Segment Start: Exercise input

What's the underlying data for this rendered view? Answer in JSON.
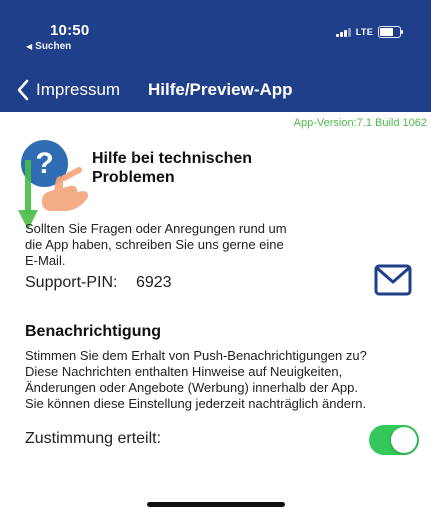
{
  "statusbar": {
    "time": "10:50",
    "back_app": "Suchen",
    "network": "LTE"
  },
  "nav": {
    "back_label": "Impressum",
    "title": "Hilfe/Preview-App"
  },
  "app_version": "App-Version:7.1 Build 1062",
  "help": {
    "icon_glyph": "?",
    "title_line1": "Hilfe bei technischen",
    "title_line2": "Problemen",
    "text_line1": "Sollten Sie Fragen oder Anregungen rund um",
    "text_line2": "die App haben, schreiben Sie uns gerne eine",
    "text_line3": "E-Mail.",
    "pin_label": "Support-PIN:",
    "pin_value": "6923"
  },
  "notification": {
    "title": "Benachrichtigung",
    "line1": "Stimmen Sie dem Erhalt von Push-Benachrichtigungen zu?",
    "line2": "Diese Nachrichten enthalten Hinweise auf Neuigkeiten,",
    "line3": "Änderungen oder Angebote (Werbung) innerhalb der App.",
    "line4": "Sie können diese Einstellung jederzeit nachträglich ändern.",
    "consent_label": "Zustimmung erteilt:",
    "consent_on": true
  },
  "colors": {
    "navbar": "#1f3f8a",
    "accent_green": "#34c759",
    "version_green": "#4cbb48",
    "help_icon": "#2e6cb3",
    "mail_icon": "#1f3f8a",
    "hand": "#f3a57c",
    "arrow": "#4cbb48"
  },
  "icons": {
    "back": "chevron-left-icon",
    "mail": "envelope-icon",
    "help": "question-circle-icon",
    "hand": "hand-pointer-icon",
    "arrow": "arrow-down-icon"
  }
}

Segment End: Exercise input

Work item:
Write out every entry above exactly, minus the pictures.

Result of this exercise:
What's the underlying data for this rendered view? Answer in JSON.
{
  "statusbar": {
    "time": "10:50",
    "back_app": "Suchen",
    "network": "LTE"
  },
  "nav": {
    "back_label": "Impressum",
    "title": "Hilfe/Preview-App"
  },
  "app_version": "App-Version:7.1 Build 1062",
  "help": {
    "icon_glyph": "?",
    "title_line1": "Hilfe bei technischen",
    "title_line2": "Problemen",
    "text_line1": "Sollten Sie Fragen oder Anregungen rund um",
    "text_line2": "die App haben, schreiben Sie uns gerne eine",
    "text_line3": "E-Mail.",
    "pin_label": "Support-PIN:",
    "pin_value": "6923"
  },
  "notification": {
    "title": "Benachrichtigung",
    "line1": "Stimmen Sie dem Erhalt von Push-Benachrichtigungen zu?",
    "line2": "Diese Nachrichten enthalten Hinweise auf Neuigkeiten,",
    "line3": "Änderungen oder Angebote (Werbung) innerhalb der App.",
    "line4": "Sie können diese Einstellung jederzeit nachträglich ändern.",
    "consent_label": "Zustimmung erteilt:",
    "consent_on": true
  },
  "colors": {
    "navbar": "#1f3f8a",
    "accent_green": "#34c759",
    "version_green": "#4cbb48",
    "help_icon": "#2e6cb3",
    "mail_icon": "#1f3f8a",
    "hand": "#f3a57c",
    "arrow": "#4cbb48"
  },
  "icons": {
    "back": "chevron-left-icon",
    "mail": "envelope-icon",
    "help": "question-circle-icon",
    "hand": "hand-pointer-icon",
    "arrow": "arrow-down-icon"
  }
}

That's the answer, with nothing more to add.